I expect this will be the last one of these for a few years, as the Commons looks likely to vote to approve the Lords amendment abandoning the current boundary review and setting the next boundary review to begin in 2015, reporting in September-October 2018. Today should see an end to matters one way or the other – looking in detail at the amendments before the House today, the government has tabled a counter amendment that would reject the Lords amendment, and adopt the Boundary Commissions final recommendations without the need for further votes in the Commons and Lords.

The Lords (including Lib Dem ministers) have voted in favour of an amendment to the Electoral Registration Bill that bangs another nail into the coffin of the boundary review. The amendment changes the law so that instead of the boundary review having to report before this October, the commissions cannot report until after October 2018, killing the review for this Parliament.

The bill now returns to the Commons, where David Cameron has three choices:

1) He tries, and probably fails, to overturn the amendment in the Commons. Obviously this will be tricky to do with the Lib Dems supporting the amendment, it will lead to coalition friction by Conservative MPs seeing Lib Dem ministers voting against the government and keeping their jobs. It would, however, deliver Cameron’s promise fro last week of having a Commons vote on the boundaries…even if it is at one remove.

2) He withdraws the Bill, or tries to use the Parliament Act to pass it, as suggested in the Sunday Telegraph at the weekend. For our immediate purposes these are the same, the Electoral Registration Bill is withdrawn and reintroduced next session, after the Boundary Commissions have reported, meaning the Commons vote on implementing them will go ahead. Whether it is worthwhile messing up the passage of the Electoral Registration Bill when it looks extremely unlikely that the Commons would approve the new boundaries is a different question – it would at least mean that the recommendations were there ready for future implementation in the case of a Conservative majority after the next election, or if something entirely unexpected comes along to change minds. It also means the promise to have a proper Commons vote on implementing it is kept and the spectacle of Lib Dem ministers voting against the government is delayed for now.
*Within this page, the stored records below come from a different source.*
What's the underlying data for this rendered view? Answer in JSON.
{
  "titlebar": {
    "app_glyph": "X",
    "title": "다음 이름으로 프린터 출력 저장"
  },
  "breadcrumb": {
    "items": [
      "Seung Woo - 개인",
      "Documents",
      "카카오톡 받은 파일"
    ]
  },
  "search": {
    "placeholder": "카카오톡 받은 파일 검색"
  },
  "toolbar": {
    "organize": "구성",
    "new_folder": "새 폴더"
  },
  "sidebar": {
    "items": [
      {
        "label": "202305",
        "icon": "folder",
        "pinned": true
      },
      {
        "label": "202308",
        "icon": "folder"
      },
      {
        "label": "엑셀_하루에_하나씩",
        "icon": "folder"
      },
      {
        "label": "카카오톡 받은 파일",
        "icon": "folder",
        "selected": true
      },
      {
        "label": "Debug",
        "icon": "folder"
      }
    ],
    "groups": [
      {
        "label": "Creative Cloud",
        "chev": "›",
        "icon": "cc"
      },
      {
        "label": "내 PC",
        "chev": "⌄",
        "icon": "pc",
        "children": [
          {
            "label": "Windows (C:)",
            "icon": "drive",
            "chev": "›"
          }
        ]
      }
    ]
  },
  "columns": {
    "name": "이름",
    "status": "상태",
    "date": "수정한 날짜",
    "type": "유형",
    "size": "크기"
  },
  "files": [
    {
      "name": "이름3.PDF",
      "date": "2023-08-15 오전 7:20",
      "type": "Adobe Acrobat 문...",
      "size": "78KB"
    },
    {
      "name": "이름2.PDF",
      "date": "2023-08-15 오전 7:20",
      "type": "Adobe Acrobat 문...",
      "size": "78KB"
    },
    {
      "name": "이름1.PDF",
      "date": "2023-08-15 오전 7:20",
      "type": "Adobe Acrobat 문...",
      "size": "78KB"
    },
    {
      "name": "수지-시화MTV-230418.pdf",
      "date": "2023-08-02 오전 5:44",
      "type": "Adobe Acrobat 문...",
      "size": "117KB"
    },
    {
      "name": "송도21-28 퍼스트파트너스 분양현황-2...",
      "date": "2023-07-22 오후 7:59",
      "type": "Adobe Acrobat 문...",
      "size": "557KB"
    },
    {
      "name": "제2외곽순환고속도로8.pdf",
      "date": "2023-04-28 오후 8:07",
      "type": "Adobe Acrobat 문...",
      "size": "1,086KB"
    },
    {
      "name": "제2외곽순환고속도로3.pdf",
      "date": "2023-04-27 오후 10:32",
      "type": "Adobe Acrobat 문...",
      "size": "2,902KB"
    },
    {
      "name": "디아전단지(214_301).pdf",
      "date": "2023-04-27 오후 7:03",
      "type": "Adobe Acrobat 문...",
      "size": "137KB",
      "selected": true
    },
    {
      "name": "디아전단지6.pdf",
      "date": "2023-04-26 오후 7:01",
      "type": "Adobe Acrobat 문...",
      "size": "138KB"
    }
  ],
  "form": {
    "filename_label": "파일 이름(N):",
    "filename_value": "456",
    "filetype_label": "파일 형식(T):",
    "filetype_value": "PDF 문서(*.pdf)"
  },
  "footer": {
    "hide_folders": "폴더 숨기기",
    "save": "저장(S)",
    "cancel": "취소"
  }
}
3) They accept the boundaries are dead and accept the amendment, avoiding Lib Dem and Conservative ministers voting against each other and keeping the Electoral Registration Bill… but at the cost of failing to allow the Commons to vote on the matter (and in the eyes of Conservative backbenchers, giving into the Lib Dems). The third option also gives the government the option of replacing the rebel amendment with a better one that does the same thing … as I mentioned in the comments to the last post, the current legislation effectively requires the Boundary Commissions to report at least 18 months before a general election so there is proper time to implement the boundaries, for returning officers to make the necessary arrangements, parties to reorganise local associations and select candidates. Under the amendment the boundary commissions will have to report at most eighteen months before the 2020 election, which has the potential to cause chaos if not enough time is left. If you did want to delay the next boundary review to 2018, much better to have the clause say “before October 2018, but not before 2017” or something like that.

For all intents and purposes the review appears dead now (there are theoretically ways it could be got through, but with the SNP seemingly suggesting they’ll also vote against they all require quite a suspension of disbelief), but time will tell if Cameron keeps it on life support for reasons of optimism or party/coalition management.